▸ **ASSIGNED TASK**:
Filter the records down to the lines that hold the word "subtitle", and copy each of those lines.

EXERCISE INPUTS section start

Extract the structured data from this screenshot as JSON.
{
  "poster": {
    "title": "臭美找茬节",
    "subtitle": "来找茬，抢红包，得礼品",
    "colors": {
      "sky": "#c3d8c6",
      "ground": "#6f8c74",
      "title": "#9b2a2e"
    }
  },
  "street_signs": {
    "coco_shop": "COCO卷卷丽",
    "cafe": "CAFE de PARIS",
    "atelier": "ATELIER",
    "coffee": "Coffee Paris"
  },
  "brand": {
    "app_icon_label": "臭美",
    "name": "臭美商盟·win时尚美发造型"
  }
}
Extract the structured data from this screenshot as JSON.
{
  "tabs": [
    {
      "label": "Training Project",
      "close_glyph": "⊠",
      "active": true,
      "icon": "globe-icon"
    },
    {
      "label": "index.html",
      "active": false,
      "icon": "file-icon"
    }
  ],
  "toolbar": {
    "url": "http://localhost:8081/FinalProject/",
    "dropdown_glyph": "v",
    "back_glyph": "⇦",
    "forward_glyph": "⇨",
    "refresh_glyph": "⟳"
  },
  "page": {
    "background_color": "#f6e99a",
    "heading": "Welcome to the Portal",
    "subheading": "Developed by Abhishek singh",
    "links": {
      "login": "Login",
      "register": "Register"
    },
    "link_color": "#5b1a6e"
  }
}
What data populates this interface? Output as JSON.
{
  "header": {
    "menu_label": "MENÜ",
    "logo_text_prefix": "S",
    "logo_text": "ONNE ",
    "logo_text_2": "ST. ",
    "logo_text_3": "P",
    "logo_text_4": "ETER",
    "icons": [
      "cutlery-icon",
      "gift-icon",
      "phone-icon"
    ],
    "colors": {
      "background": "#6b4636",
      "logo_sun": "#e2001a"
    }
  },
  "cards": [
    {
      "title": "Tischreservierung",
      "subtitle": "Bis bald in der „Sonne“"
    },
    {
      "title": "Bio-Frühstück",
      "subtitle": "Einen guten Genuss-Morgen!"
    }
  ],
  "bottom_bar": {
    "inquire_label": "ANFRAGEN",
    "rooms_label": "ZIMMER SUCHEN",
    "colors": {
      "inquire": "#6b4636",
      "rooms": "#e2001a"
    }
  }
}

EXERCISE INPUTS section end

▸ **EXERCISE RESULT**:
    "subtitle": "来找茬，抢红包，得礼品",
      "subtitle": "Bis bald in der „Sonne“"
      "subtitle": "Einen guten Genuss-Morgen!"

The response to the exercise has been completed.